Last October, when John McCain’s presidential campaign was nearly dead, I went to Iowa to follow him around for a few days.
The story felt like a eulogy. Few observers believed McCain could come back from the twin disasters of his campaign nearly running out of money and his disastrous stand on comprehensive immigration reform.
Riding in a van from Sioux City to Sheldon, I asked McCain what had gone wrong. “The biggest detriment to our campaign so far — by far — was the immigration issue, because it’s an emotional issue with our Republican base,” he told me.
“I can show you the polling numbers that it really didn’t have anything to do with the financial situation, that as the immigration issue became hotter and hotter among Republicans, I started down.”
“And it’s still out there.”
Boy, was that true. But McCain managed to survive. He won the nomination on the strength of his national security credentials, but he gave Republican base voters just enough reassurance on the immigration issue when he pledged to “secure the border first.”
McCain succeeded as a result of what might be called a legitimate flip-flop. After supporting comprehensive immigration reform, McCain got the word from voters, in no uncertain terms, that they wanted the borders secured before anything else. So McCain adopted a new mantra.
When we got to Sheldon, for a talk to a (very) small crowd at a Pizza Ranch restaurant, somebody brought up immigration. “We learned a message from the last debate,” McCain said. “The lesson is people want the border secure. They want the border secure. I got the message. The border has to be secure. And we have to do what’s necessary to secure our border, and then we can move on to other aspects of the problem.”
That was, or seemed like, straight talk. But that was the primary McCain. Now, we’re seeing the old McCain. He’s been talking about comprehensive immigration reform again lately, and he hasn’t been terribly careful about assuring audiences that the borders will be secured first, and only then will other aspects of reform go forward.
Take his appearance last week before the National Association of Latino Elected and Appointed Officials. In prepared remarks, he spoke of securing the borders. But later, when asked whether comprehensive reform — not just border-securing enforcement — would be one of his top priorities in his first 100 days in office, McCain said: “It will be my top priority yesterday, today, and tomorrow.”
That didn’t really sound like securing the borders first.
McCain also made a gaffe when he pledged that “someone who comes here legally cannot have priority over someone who comes here illegally.” His staff assured me later that he meant it the other way around.
A few days earlier, in an interview with the Las Vegas Sun, McCain also brought up immigration, saying, “I haven’t won on every issue. I didn’t win on immigration reform, but I’ll go back at it. And I’m glad I did it.”
Glad he did it! If you want to see McCain at his most incorrigible, there it is. He took a stand on an issue that deeply divided his party, a stand that almost cost him the nomination, and that still causes him trouble with voters whose support he desperately needs today. And he’s glad he did it.

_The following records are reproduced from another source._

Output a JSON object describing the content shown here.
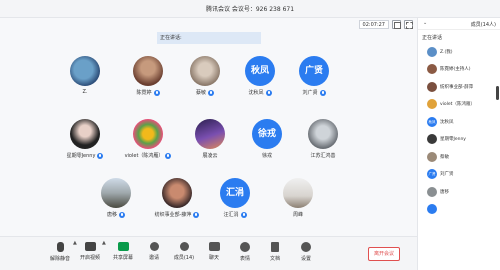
{
  "window": {
    "title": "腾讯会议 会议号：926 238 671"
  },
  "main": {
    "timer": "02:07:27",
    "speaking_label": "正在讲话:",
    "participants": [
      {
        "name": "Z.",
        "avatar": "photo",
        "mic": false
      },
      {
        "name": "陈霓婷",
        "avatar": "photo",
        "mic": true
      },
      {
        "name": "蔡敏",
        "avatar": "photo",
        "mic": true
      },
      {
        "name": "沈秋凤",
        "avatar": "text",
        "avatar_text": "秋凤",
        "mic": true
      },
      {
        "name": "刘广贤",
        "avatar": "text",
        "avatar_text": "广贤",
        "mic": true
      },
      {
        "name": "星期零Jenny",
        "avatar": "photo",
        "mic": true
      },
      {
        "name": "violet（陈鸿雁）",
        "avatar": "photo",
        "mic": true
      },
      {
        "name": "展凌云",
        "avatar": "photo",
        "mic": false
      },
      {
        "name": "徐戎",
        "avatar": "text",
        "avatar_text": "徐戎",
        "mic": false
      },
      {
        "name": "江苏汇鸿善",
        "avatar": "photo",
        "mic": false
      },
      {
        "name": "唐移",
        "avatar": "photo",
        "mic": true
      },
      {
        "name": "纺织事业部-薛萍",
        "avatar": "photo",
        "mic": true
      },
      {
        "name": "汪汇涓",
        "avatar": "text",
        "avatar_text": "汇涓",
        "mic": true
      },
      {
        "name": "周峰",
        "avatar": "photo",
        "mic": false
      }
    ]
  },
  "toolbar": {
    "mute": "解除静音",
    "video": "开启视频",
    "share": "共享屏幕",
    "invite": "邀请",
    "members": "成员(14)",
    "chat": "聊天",
    "reactions": "表情",
    "docs": "文档",
    "settings": "设置",
    "leave": "离开会议"
  },
  "panel": {
    "title": "成员(14人)",
    "speaking_label": "正在讲话",
    "members": [
      {
        "name": "Z.(我)",
        "color": "#5b8fc7"
      },
      {
        "name": "陈霓婷(主持人)",
        "color": "#8b5a44"
      },
      {
        "name": "纺织事业部-薛萍",
        "color": "#7a4f3e"
      },
      {
        "name": "violet（陈鸿雁）",
        "color": "#e0a23a"
      },
      {
        "name": "沈秋凤",
        "color": "#2b7cf0",
        "text": "秋凤"
      },
      {
        "name": "星期零Jenny",
        "color": "#3a3a3a"
      },
      {
        "name": "蔡敏",
        "color": "#9b8a78"
      },
      {
        "name": "刘广贤",
        "color": "#2b7cf0",
        "text": "广贤"
      },
      {
        "name": "唐移",
        "color": "#8a8f92"
      },
      {
        "name": "",
        "color": "#2b7cf0"
      }
    ]
  },
  "colors": {
    "accent": "#2b7cf0",
    "leave": "#e05050",
    "share": "#0a9b4b"
  }
}
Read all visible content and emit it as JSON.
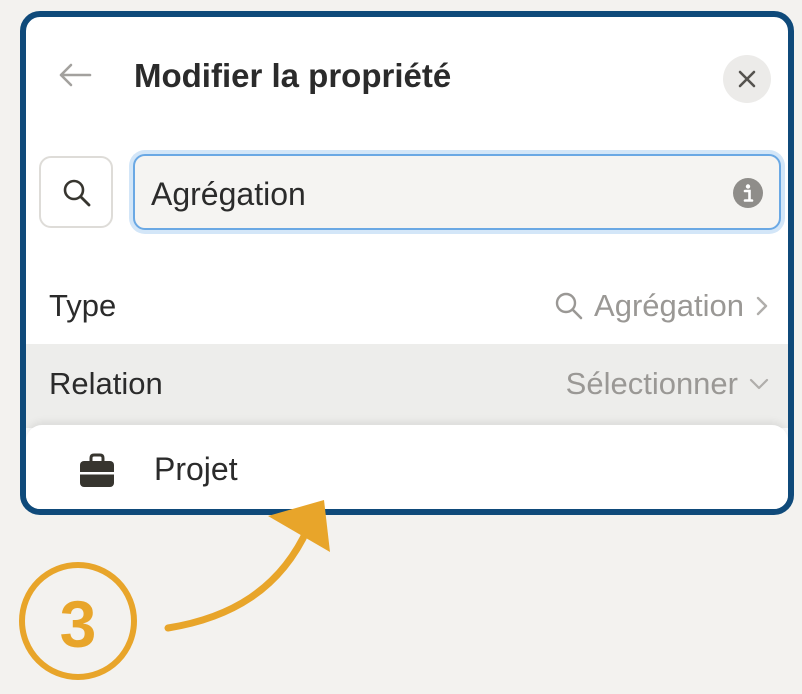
{
  "header": {
    "title": "Modifier la propriété",
    "back_icon": "arrow-left-icon",
    "close_icon": "close-icon"
  },
  "search": {
    "icon": "search-icon",
    "value": "Agrégation",
    "info_icon": "info-icon"
  },
  "properties": {
    "type": {
      "label": "Type",
      "value": "Agrégation",
      "value_icon": "search-icon",
      "chevron": "chevron-right-icon"
    },
    "relation": {
      "label": "Relation",
      "value": "Sélectionner",
      "chevron": "chevron-down-icon"
    }
  },
  "dropdown": {
    "items": [
      {
        "label": "Projet",
        "icon": "briefcase-icon"
      }
    ]
  },
  "annotation": {
    "step": "3",
    "color": "#e8a52a"
  },
  "colors": {
    "panel_border": "#0f4a7a",
    "focus_ring": "#6aa8e4",
    "background": "#f3f2ef"
  }
}
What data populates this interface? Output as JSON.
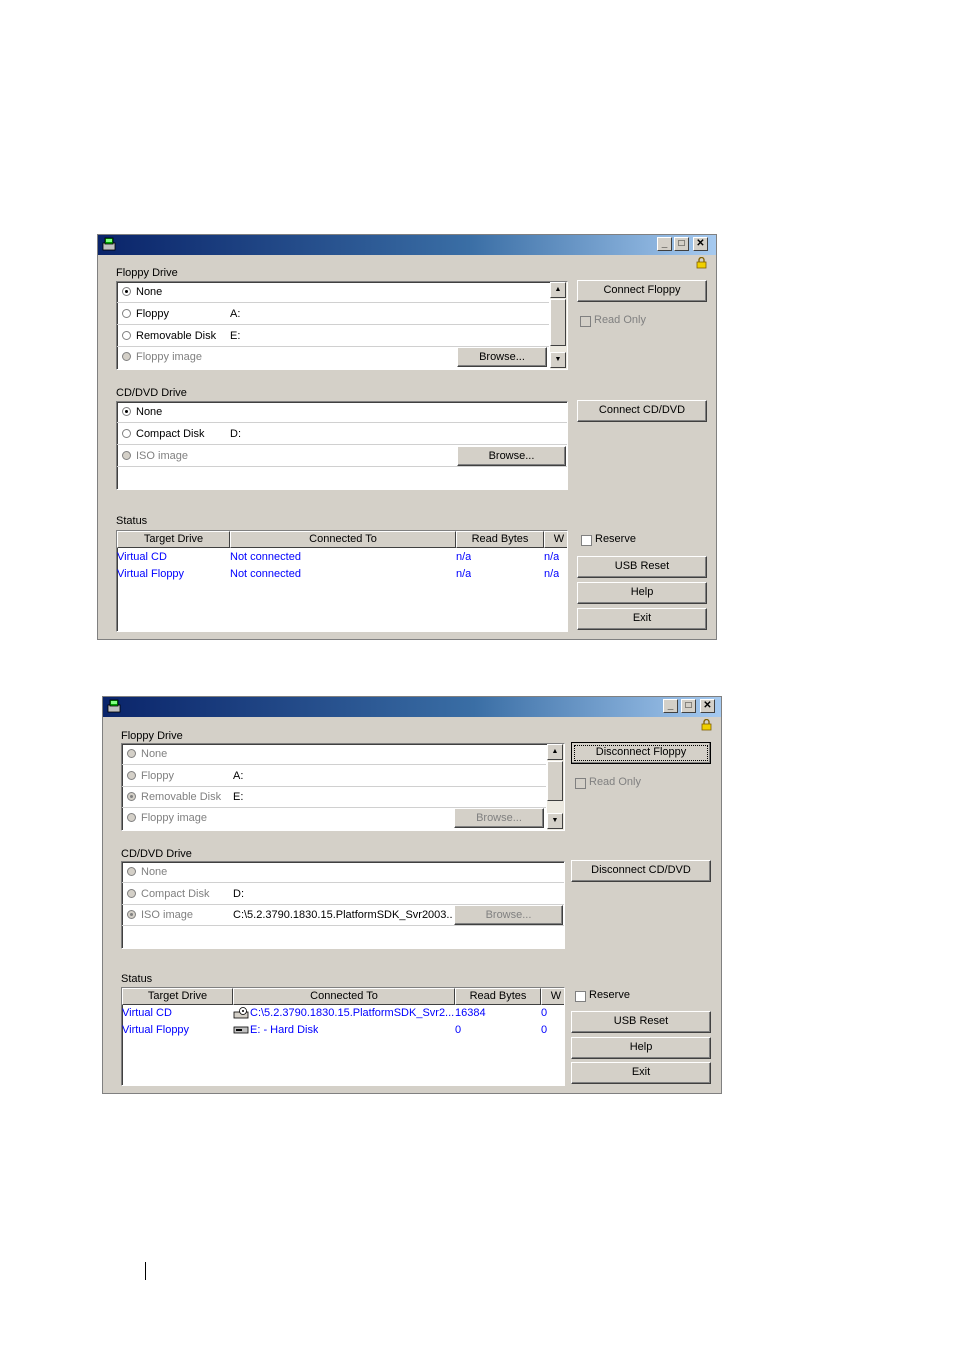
{
  "windows": [
    {
      "floppy": {
        "label": "Floppy Drive",
        "options": [
          {
            "label": "None",
            "value": "",
            "selected": true,
            "disabled": false
          },
          {
            "label": "Floppy",
            "value": "A:",
            "selected": false,
            "disabled": false
          },
          {
            "label": "Removable Disk",
            "value": "E:",
            "selected": false,
            "disabled": false
          },
          {
            "label": "Floppy image",
            "value": "",
            "selected": false,
            "disabled": true
          }
        ],
        "browse": "Browse...",
        "connect": "Connect Floppy",
        "read_only": "Read Only"
      },
      "cd": {
        "label": "CD/DVD Drive",
        "options": [
          {
            "label": "None",
            "value": "",
            "selected": true,
            "disabled": false
          },
          {
            "label": "Compact Disk",
            "value": "D:",
            "selected": false,
            "disabled": false
          },
          {
            "label": "ISO image",
            "value": "",
            "selected": false,
            "disabled": true
          }
        ],
        "browse": "Browse...",
        "connect": "Connect CD/DVD"
      },
      "status": {
        "label": "Status",
        "columns": [
          "Target Drive",
          "Connected To",
          "Read Bytes",
          "W"
        ],
        "rows": [
          {
            "target": "Virtual CD",
            "connected": "Not connected",
            "read": "n/a",
            "w": "n/a",
            "icon": ""
          },
          {
            "target": "Virtual Floppy",
            "connected": "Not connected",
            "read": "n/a",
            "w": "n/a",
            "icon": ""
          }
        ]
      },
      "reserve": "Reserve",
      "usb_reset": "USB Reset",
      "help": "Help",
      "exit": "Exit"
    },
    {
      "floppy": {
        "label": "Floppy Drive",
        "options": [
          {
            "label": "None",
            "value": "",
            "selected": false,
            "disabled": true
          },
          {
            "label": "Floppy",
            "value": "A:",
            "selected": false,
            "disabled": true
          },
          {
            "label": "Removable Disk",
            "value": "E:",
            "selected": true,
            "disabled": true
          },
          {
            "label": "Floppy image",
            "value": "",
            "selected": false,
            "disabled": true
          }
        ],
        "browse": "Browse...",
        "connect": "Disconnect Floppy",
        "read_only": "Read Only"
      },
      "cd": {
        "label": "CD/DVD Drive",
        "options": [
          {
            "label": "None",
            "value": "",
            "selected": false,
            "disabled": true
          },
          {
            "label": "Compact Disk",
            "value": "D:",
            "selected": false,
            "disabled": true
          },
          {
            "label": "ISO image",
            "value": "C:\\5.2.3790.1830.15.PlatformSDK_Svr2003...",
            "selected": true,
            "disabled": true
          }
        ],
        "browse": "Browse...",
        "connect": "Disconnect CD/DVD"
      },
      "status": {
        "label": "Status",
        "columns": [
          "Target Drive",
          "Connected To",
          "Read Bytes",
          "W"
        ],
        "rows": [
          {
            "target": "Virtual CD",
            "connected": "C:\\5.2.3790.1830.15.PlatformSDK_Svr2...",
            "read": "16384",
            "w": "0",
            "icon": "cd-drive-icon"
          },
          {
            "target": "Virtual Floppy",
            "connected": "E: - Hard Disk",
            "read": "0",
            "w": "0",
            "icon": "hard-disk-icon"
          }
        ]
      },
      "reserve": "Reserve",
      "usb_reset": "USB Reset",
      "help": "Help",
      "exit": "Exit"
    }
  ]
}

What was that about getting the message?
McCain was a bit more careful this week when he addressed the League of United Latin American Citizens. “Many Americans, with good cause, did not believe us when we said we would secure our borders, and so we failed in our efforts,” he said. “We must prove to them that we can and will secure our borders first, while respecting the dignity and rights of citizens and legal residents of the United States.”
That was better, but which McCain is the real McCain?
This is serious stuff. McCain made a promise to the voters who chose him over his rivals in the Republican primaries. If it appears that he is going back on that promise, or wobbling, or slipping into the old McCain who nearly lost the nomination, he’ll be in trouble.
And he won’t be glad he did it.
– This column originally appeared in The Hill.